AKRON — The tire and automotive industries must keep a close eye on an issue President Donald Trump has promised to revamp: The North American Free Trade Agreement (NAFTA).
Mr. Trump campaigned tirelessly in 2016 that he would eliminate NAFTA, an agreement signed in 1992 and enacted on Jan. 1, 1994, that created a trilateral trade bloc in North America involving the U.S., Canada and Mexico. At one time or another, the U.S. president has called the pact “defective,” “a horrible deal for the United States,” and “the worst trade deal, maybe ever, signed anywhere.”
So it should have come as no surprise that the administration formally notified Congress recently that it intends to renegotiate the pact. But the tone has softened, as the administration said it plans to improve and update the deal rather than end it altogether when negotiations begin in August.

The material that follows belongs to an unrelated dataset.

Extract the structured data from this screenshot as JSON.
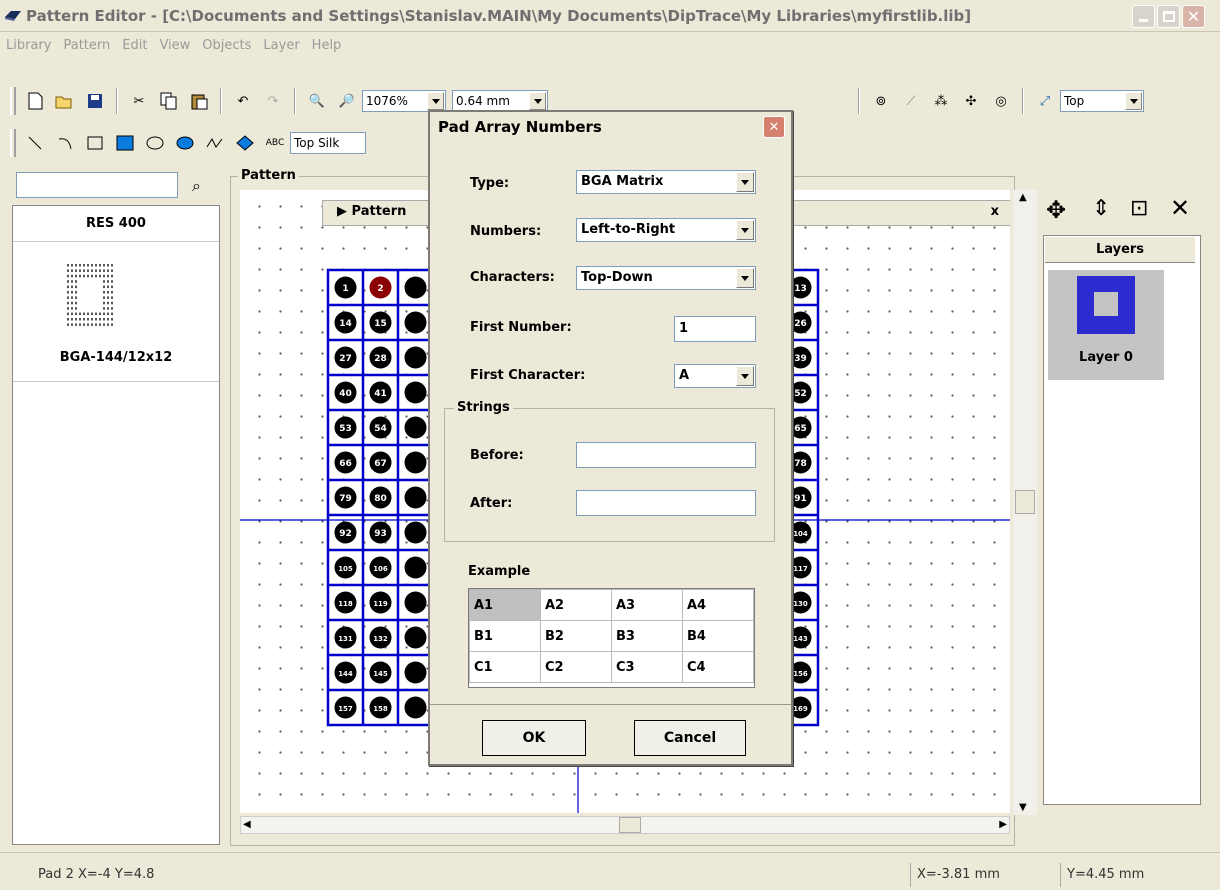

Some in the industry consider that good news. A pro-NAFTA coalition — the North American Strategy for Competitiveness — wants the agreement “amended, not terminated.” The group, whose members include Bridgestone Americas, the Michigan Department of Transportation, the U.S.-Mexico Chamber of Commerce and the Association of Mexican Importers & Exporters, said renegotiation is the path to preserving jobs and preventing lost imports.
The Auto Care Association (ACA) and the Motor & Equipment Manufacturers Association (MEMA) support improving, not canceling the deal. In fact, an ACA official lauded the pact for establishing “rules that promote consistency and predictability for U.S. manufacturers, retailers, distributors and service providers.”
Others, including some Democrats and the United Steelworkers (USW) union, however, have strong concerns. USW President Leo W. Gerard believes NAFTA has negatively impacted workers in Canada and Mexico “as companies have relocated production and sourcing without allowing workers to properly share in the fruits of their labor.”
The issue is so hot that the Office of the U.S. Trade Representative (USTR) has received hundreds of requests to testify during hearings on how to renegotiate the pact. In addition, the USTR has garnered nearly 12,500 comments.
Tire manufacturers and dealers alike have a vested interest in the outcome. Any renegotiation will affect not only the plants and how they do business, but also the supply of tires available to dealers across North America.
When NAFTA was being debated in the early 1990s, third-party candidate Ross Perot characterized its future effects as a “giant sucking sound” of jobs being lost to Mexico. Whether his words were a foreshadowing, or hollow threat, remains a subject to debate.
That holds true today: Whether the path forward is paved with gold or land mines remains to be seen.
This editorial appeared in the July 3 print issue of Tire Business.